• HOW TO COMPLETE THIS TASK: Show every line of the data that includes the word "Burger".

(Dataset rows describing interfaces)
┌──

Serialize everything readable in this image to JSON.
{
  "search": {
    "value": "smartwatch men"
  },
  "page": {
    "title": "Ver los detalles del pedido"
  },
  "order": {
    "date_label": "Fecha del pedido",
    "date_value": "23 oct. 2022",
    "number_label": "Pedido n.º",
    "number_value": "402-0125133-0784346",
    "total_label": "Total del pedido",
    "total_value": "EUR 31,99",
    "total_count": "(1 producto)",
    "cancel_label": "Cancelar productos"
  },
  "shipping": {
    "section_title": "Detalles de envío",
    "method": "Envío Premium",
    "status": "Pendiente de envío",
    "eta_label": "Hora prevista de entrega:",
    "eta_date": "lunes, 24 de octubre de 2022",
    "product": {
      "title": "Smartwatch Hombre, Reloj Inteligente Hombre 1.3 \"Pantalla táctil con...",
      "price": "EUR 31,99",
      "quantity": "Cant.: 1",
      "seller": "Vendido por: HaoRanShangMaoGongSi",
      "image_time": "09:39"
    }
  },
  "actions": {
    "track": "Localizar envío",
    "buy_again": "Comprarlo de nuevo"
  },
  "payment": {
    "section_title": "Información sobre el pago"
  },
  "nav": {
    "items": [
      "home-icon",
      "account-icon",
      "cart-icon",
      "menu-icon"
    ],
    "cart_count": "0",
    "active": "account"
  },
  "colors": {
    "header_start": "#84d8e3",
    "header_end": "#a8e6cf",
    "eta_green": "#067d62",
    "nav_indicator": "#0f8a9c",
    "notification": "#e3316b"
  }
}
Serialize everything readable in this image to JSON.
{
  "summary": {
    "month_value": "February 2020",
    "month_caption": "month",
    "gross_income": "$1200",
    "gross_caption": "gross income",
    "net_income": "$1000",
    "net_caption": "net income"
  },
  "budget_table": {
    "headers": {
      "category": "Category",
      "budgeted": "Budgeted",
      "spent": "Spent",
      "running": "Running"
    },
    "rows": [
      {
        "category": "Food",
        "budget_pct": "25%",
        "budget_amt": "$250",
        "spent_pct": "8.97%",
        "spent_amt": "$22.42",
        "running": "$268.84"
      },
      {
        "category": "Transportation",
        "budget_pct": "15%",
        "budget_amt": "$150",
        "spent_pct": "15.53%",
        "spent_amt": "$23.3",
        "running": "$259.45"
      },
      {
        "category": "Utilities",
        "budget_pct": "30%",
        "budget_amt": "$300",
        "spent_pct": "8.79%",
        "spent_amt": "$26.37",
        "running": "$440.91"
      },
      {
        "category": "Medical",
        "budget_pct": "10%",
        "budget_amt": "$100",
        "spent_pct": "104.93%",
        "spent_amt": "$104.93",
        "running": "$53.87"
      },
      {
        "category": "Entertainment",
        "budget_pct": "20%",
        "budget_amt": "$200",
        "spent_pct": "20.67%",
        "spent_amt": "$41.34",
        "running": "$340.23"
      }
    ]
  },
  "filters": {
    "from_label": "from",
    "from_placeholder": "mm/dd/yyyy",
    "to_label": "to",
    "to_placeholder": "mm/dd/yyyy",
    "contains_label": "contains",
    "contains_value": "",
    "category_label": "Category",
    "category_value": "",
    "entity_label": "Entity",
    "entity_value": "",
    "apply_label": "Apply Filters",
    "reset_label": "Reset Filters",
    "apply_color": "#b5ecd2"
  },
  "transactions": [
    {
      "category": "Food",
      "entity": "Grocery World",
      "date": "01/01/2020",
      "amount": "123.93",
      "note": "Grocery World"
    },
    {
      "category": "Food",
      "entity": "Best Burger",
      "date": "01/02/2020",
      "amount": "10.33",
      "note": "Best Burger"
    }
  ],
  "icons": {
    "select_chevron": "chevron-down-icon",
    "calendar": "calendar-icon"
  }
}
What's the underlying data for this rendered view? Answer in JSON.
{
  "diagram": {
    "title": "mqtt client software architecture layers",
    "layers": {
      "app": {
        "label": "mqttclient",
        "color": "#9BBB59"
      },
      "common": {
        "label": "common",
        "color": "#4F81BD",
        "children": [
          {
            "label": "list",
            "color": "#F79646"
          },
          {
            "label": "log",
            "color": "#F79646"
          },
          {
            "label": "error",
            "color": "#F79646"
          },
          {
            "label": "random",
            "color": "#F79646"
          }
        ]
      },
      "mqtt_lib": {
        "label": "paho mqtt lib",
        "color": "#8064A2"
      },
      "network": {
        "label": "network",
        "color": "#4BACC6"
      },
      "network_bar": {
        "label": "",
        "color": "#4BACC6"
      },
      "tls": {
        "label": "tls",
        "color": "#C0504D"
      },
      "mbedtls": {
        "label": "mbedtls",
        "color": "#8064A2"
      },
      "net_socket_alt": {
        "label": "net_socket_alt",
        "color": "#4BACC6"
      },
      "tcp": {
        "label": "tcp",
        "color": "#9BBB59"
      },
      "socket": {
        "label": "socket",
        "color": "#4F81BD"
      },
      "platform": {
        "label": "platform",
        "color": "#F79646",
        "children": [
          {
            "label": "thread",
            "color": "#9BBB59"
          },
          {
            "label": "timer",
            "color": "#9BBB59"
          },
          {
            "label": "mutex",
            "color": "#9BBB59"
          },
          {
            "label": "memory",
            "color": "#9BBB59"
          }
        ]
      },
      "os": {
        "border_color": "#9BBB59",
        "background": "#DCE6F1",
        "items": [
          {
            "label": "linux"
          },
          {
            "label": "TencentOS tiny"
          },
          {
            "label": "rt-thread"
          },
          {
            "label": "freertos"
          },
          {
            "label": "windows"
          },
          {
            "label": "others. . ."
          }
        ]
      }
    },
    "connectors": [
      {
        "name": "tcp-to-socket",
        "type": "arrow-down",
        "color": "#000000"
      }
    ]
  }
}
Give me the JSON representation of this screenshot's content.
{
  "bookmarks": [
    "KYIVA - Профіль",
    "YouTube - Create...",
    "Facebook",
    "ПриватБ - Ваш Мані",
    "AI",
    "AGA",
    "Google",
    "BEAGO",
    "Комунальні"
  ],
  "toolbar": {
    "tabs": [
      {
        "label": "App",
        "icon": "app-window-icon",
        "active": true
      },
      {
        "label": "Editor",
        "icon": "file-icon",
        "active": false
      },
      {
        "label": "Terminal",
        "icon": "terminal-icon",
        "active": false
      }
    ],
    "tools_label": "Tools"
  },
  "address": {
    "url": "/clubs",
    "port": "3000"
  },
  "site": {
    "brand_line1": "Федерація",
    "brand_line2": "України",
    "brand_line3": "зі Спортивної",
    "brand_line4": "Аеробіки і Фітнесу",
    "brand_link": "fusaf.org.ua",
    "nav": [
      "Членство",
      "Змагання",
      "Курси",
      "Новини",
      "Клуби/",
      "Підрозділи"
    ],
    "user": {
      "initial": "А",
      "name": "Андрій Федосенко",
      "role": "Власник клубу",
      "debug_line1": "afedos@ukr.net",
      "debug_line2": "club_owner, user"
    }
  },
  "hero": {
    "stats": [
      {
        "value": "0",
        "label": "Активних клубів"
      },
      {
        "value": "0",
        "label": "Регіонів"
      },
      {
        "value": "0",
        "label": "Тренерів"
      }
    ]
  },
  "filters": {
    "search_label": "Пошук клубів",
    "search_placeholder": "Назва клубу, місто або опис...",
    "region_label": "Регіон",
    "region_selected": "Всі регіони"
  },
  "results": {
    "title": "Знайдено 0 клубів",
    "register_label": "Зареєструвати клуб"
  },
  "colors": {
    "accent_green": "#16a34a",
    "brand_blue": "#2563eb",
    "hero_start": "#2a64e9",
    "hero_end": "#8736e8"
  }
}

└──

• RESPONSE:
      "entity": "Best Burger",
      "note": "Best Burger"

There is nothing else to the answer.